For most companies, this would be wastefully over focused, but for B2B enterprise sales where a single sale can be worth hundreds of thousands of dollars, then the time taken to gently influence one person online is time well spent.
Focused social is a delicate art and the risk of spooking the prospect is so great that this chapter also covers etiquette, ethics and maintaining anonymity (when appropriate).
6. Brand strategy for social media
Social media is how a brand comes to life. An adaptable brand strategy gives a common theme to your social media activity. Most existing brand strategy models are too theoretical and too rigid to stay relevant at the speed you need to operate in for B2B social media. This section covers how to uncover your brand attributes, values and essence. It also includes a new communications framework for bringing a brand to life using a tagline, story headlines and key messages. Complex brands often have to deal with how to brand the category as well as the company.
This chapter includes conversation umbrella tools and consumer behaviour techniques to influence the context around your brand. B2B marketing strategy and sales can all be improved with a more customer focused approach.
The most dangerous advice in technology marketing is to “focus on benefits not features” or to “sell the sizzle, not the sausage”. With new and complex technology products, you can’t sell the “sizzle” if no one knows what your “sausage” is in the first place.
7. Business strategy for social media
Implementing a new social media programme is just like nurturing any new innovation within a business. B2B companies tend to demand a credible ROI for marketing and innovation activities. So this chapter looks at how innovation and social media can add value to aspects of your business model like your vision, culture, competitive strategy and organisational strategy. It also covers ways to be more agile in your value chain and encourage intraprenuers (internal entrepreneurs and creative people) using gamestorming, hackathons and design thinking techniques from startups that are appropriate for a big business setting. Whether you are setting policy from the top or subverting it for the good of the company, you’ll need to navigate the business model to keep any new initiative alive.
8. Social media metrics
Beyond the business model, your colleagues may demand to see some metrics and measures for success. This chapter covers benchmarks, case studies and the difference between vanity metrics and business metrics.
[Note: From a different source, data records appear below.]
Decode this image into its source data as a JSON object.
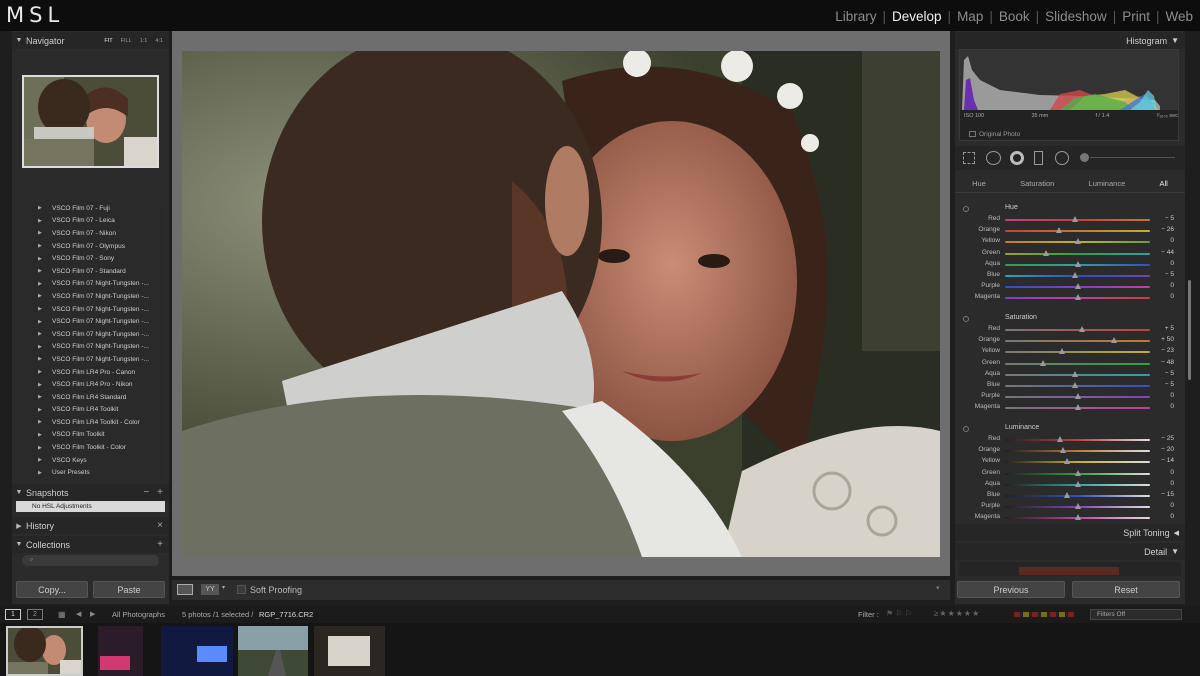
{
  "app": {
    "logo": "MSL"
  },
  "modules": [
    "Library",
    "Develop",
    "Map",
    "Book",
    "Slideshow",
    "Print",
    "Web"
  ],
  "active_module": "Develop",
  "left": {
    "navigator": {
      "title": "Navigator",
      "opts": [
        "FIT",
        "FILL",
        "1:1",
        "4:1"
      ]
    },
    "presets": [
      "VSCO Film 07 - Fuji",
      "VSCO Film 07 - Leica",
      "VSCO Film 07 - Nikon",
      "VSCO Film 07 - Olympus",
      "VSCO Film 07 - Sony",
      "VSCO Film 07 - Standard",
      "VSCO Film 07 Night-Tungsten -...",
      "VSCO Film 07 Night-Tungsten -...",
      "VSCO Film 07 Night-Tungsten -...",
      "VSCO Film 07 Night-Tungsten -...",
      "VSCO Film 07 Night-Tungsten -...",
      "VSCO Film 07 Night-Tungsten -...",
      "VSCO Film 07 Night-Tungsten -...",
      "VSCO Film LR4 Pro - Canon",
      "VSCO Film LR4 Pro - Nikon",
      "VSCO Film LR4 Standard",
      "VSCO Film LR4 Toolkit",
      "VSCO Film LR4 Toolkit - Color",
      "VSCO Film Toolkit",
      "VSCO Film Toolkit - Color",
      "VSCO Keys",
      "User Presets"
    ],
    "snapshots": {
      "title": "Snapshots",
      "minus": "−",
      "plus": "+",
      "item": "No HSL Adjustments"
    },
    "history": {
      "title": "History",
      "close": "×"
    },
    "collections": {
      "title": "Collections",
      "plus": "+"
    },
    "copy_label": "Copy...",
    "paste_label": "Paste"
  },
  "toolbar": {
    "soft_proofing": "Soft Proofing"
  },
  "right": {
    "histogram_title": "Histogram",
    "exif": {
      "iso": "ISO 100",
      "focal": "35 mm",
      "aperture": "f / 1.4",
      "shutter": "¹⁄₁₆₀₀ sec"
    },
    "original_photo": "Original Photo",
    "tabs": [
      "Hue",
      "Saturation",
      "Luminance",
      "All"
    ],
    "active_tab": "All",
    "groups": [
      {
        "title": "Hue",
        "rows": [
          {
            "label": "Red",
            "value": "− 5",
            "pos": 0.48
          },
          {
            "label": "Orange",
            "value": "− 26",
            "pos": 0.37
          },
          {
            "label": "Yellow",
            "value": "0",
            "pos": 0.5
          },
          {
            "label": "Green",
            "value": "− 44",
            "pos": 0.28
          },
          {
            "label": "Aqua",
            "value": "0",
            "pos": 0.5
          },
          {
            "label": "Blue",
            "value": "− 5",
            "pos": 0.48
          },
          {
            "label": "Purple",
            "value": "0",
            "pos": 0.5
          },
          {
            "label": "Magenta",
            "value": "0",
            "pos": 0.5
          }
        ]
      },
      {
        "title": "Saturation",
        "rows": [
          {
            "label": "Red",
            "value": "+ 5",
            "pos": 0.53
          },
          {
            "label": "Orange",
            "value": "+ 50",
            "pos": 0.75
          },
          {
            "label": "Yellow",
            "value": "− 23",
            "pos": 0.39
          },
          {
            "label": "Green",
            "value": "− 48",
            "pos": 0.26
          },
          {
            "label": "Aqua",
            "value": "− 5",
            "pos": 0.48
          },
          {
            "label": "Blue",
            "value": "− 5",
            "pos": 0.48
          },
          {
            "label": "Purple",
            "value": "0",
            "pos": 0.5
          },
          {
            "label": "Magenta",
            "value": "0",
            "pos": 0.5
          }
        ]
      },
      {
        "title": "Luminance",
        "rows": [
          {
            "label": "Red",
            "value": "− 25",
            "pos": 0.38
          },
          {
            "label": "Orange",
            "value": "− 20",
            "pos": 0.4
          },
          {
            "label": "Yellow",
            "value": "− 14",
            "pos": 0.43
          },
          {
            "label": "Green",
            "value": "0",
            "pos": 0.5
          },
          {
            "label": "Aqua",
            "value": "0",
            "pos": 0.5
          },
          {
            "label": "Blue",
            "value": "− 15",
            "pos": 0.43
          },
          {
            "label": "Purple",
            "value": "0",
            "pos": 0.5
          },
          {
            "label": "Magenta",
            "value": "0",
            "pos": 0.5
          }
        ]
      }
    ],
    "split_toning": "Split Toning",
    "detail": "Detail",
    "previous_label": "Previous",
    "reset_label": "Reset"
  },
  "filmbar": {
    "page1": "1",
    "page2": "2",
    "source": "All Photographs",
    "count": "5 photos /1 selected /",
    "filename": "RGP_7716.CR2",
    "filter_label": "Filter :",
    "filters_off": "Filters Off"
  },
  "colors": {
    "accent": "#f2f2f2",
    "panel": "#2b2b2b"
  }
}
It’s vital to document your value to the business and this chapter contains a toolkit for measuring and attributing the value for social media to actual sales.
Next steps: I want your feedback
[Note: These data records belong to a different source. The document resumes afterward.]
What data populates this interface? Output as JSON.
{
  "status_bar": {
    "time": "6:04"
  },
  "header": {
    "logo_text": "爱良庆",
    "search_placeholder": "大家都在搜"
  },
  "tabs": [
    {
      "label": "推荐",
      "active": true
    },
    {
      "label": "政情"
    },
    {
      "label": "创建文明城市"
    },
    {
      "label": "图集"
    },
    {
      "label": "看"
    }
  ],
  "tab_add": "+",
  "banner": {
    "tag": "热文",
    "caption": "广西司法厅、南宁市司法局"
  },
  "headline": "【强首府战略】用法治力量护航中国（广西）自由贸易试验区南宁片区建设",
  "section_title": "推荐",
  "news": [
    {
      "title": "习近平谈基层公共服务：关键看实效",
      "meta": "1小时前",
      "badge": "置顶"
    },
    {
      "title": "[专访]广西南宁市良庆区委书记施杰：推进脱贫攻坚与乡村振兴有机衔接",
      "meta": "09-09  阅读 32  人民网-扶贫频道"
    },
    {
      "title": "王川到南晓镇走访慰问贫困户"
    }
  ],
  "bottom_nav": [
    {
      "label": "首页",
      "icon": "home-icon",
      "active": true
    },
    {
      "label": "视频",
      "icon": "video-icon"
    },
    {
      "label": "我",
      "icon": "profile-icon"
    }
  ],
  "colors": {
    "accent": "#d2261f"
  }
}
I’m currently looking for more case studies and interviews to bring the book to life so please get in touch if you have a B2B social media success story (or an anonymous war-story of an epic failure). I’m also meeting with business non-fiction agents, publishers, and editors so drop me a line if you’d like to be involved in the project.
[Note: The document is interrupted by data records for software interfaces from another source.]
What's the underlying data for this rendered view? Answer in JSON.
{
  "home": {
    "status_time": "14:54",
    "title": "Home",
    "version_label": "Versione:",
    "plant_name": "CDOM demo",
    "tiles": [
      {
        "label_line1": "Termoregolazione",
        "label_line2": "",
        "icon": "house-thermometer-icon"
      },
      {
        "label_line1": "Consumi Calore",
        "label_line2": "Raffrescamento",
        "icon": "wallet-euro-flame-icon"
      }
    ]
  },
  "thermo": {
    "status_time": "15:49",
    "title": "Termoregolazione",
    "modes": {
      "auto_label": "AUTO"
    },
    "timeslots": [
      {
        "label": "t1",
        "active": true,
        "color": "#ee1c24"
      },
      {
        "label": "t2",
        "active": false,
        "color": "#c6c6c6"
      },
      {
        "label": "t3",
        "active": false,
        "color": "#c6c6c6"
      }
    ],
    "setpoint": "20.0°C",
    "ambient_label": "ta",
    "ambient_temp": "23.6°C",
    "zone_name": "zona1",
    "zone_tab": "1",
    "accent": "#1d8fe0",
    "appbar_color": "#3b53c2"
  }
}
Ps. If you’re a potential reader then please let me know what you think of the book concept in the comments below. Is there is anything else that you’d like to see in the book?
I’ve already had requests for more chapters on “grey hat” advertising techniques like anonymous email accounts, shelf company addresses and how to build an individual executive’s social media profile to increase their professional credibility. Would you like to see more stories of hacking, intrigue and the dark arts of social media in practice?